Do you have a pet?
I resisted them for years, citing allergies, time and commitment among the chief reasons for not having them.
Sure, we’d had goldfish – the longest lasted about six weeks and I spent about ten times more than it cost on one of them on various treatments when it developed swim bladder. The poor little chap was so cute, though, I couldn’t help it.
But, after prolonged nagging I gave in and we have been the proud owners of two marvellous guinea pigs, Scamper and Squeak, for 20 months.
Has it taught the children responsibility? I hope so – they have to feed them and give them fresh water. But occasionally you’d think I’d told them to clean out a septic tank with a toothbrush when I ask them to carry out this simple, yet necessary task.
And you can imagine how thrilled they were when I told them they are old enough to clean out the cage every week, too.
Of course, this means that the amusement factor has dwindled over the months and while they are not neglected pets, they aren’t as loved as they once were.
Or so I thought.
Two weeks ago, my daughter spotted a lump on the hind leg of her piggy and she has worried about it since. That was the day before Christmas Eve, so there was little that could be done. I couldn’t bring myself to take him to the vet while the children were on their school holiday, just in case.
Today, though, I plucked up the courage and made an appointment.
The 30 minutes I spent in in the vet’s waiting room made me realise just how much value we place on our pets’ wellbeing.
An elderly woman and her granddaughter were visiting for the fourth time with their poorly cat, which was nearly 18 years old. They were cheery people and spoke affectionately about the animal and its life of Riley.
They were confident the vet would be able to give her another course of tablets and walked in with self assurance to the treatment room.
Fifteen minutes later, it was a different story: there were tears and upset. The poor cat could take no more pain and the vet advised them that their companion of 18 years (almost 102 in human years, I was told) should be put down.
Just a few minutes before, another couple were arranging at the reception desk for their enormous dog – I have no idea what breed it was, but it was as big as a Shetland pony – to have a major operation. The concern in their voices was quite moving.
Then, a young woman came in with her dog, which was limping badly. The dog was a picture of sadness as he sat quietly in her lap, awaiting his turn to see the vet. His owner, meanwhile, stroked his back and muttered gentle words to him.
Luckily, our piggy has a cyst or tumour, both of which are benign.
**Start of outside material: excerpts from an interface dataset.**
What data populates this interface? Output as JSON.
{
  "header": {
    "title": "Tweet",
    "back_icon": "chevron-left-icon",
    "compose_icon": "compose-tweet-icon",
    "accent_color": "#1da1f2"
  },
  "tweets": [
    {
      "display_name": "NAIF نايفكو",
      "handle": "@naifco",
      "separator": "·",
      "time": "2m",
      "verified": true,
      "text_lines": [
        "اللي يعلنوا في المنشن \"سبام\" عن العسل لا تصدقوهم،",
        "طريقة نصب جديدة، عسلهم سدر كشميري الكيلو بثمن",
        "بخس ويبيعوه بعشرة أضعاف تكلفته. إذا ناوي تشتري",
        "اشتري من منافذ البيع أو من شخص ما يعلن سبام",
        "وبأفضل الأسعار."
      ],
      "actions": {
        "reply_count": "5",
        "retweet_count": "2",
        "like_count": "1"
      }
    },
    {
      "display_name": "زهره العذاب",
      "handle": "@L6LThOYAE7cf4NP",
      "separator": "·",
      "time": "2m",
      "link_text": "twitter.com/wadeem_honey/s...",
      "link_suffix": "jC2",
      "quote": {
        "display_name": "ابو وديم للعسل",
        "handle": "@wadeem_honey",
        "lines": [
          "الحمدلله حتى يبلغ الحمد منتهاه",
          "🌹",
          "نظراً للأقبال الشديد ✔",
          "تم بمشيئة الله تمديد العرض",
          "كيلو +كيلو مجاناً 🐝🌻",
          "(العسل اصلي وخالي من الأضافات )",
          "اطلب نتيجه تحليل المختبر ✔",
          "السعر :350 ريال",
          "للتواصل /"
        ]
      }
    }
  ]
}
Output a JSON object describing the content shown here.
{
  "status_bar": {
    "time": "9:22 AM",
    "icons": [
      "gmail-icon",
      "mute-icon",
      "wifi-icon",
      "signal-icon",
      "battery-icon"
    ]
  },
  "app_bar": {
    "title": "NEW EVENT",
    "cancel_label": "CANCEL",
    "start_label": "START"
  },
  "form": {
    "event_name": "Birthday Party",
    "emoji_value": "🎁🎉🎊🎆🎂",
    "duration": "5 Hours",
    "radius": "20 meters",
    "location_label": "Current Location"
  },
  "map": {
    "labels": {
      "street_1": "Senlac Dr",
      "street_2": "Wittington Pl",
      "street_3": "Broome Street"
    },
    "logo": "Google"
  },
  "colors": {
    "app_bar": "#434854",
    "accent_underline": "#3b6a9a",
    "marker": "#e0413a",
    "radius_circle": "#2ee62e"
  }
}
I brought him home and gave him some extra cucumber as a treat (which his brother then ate). I can hardly wait to give the children the good news. I just hope it will renew their interest in the pets.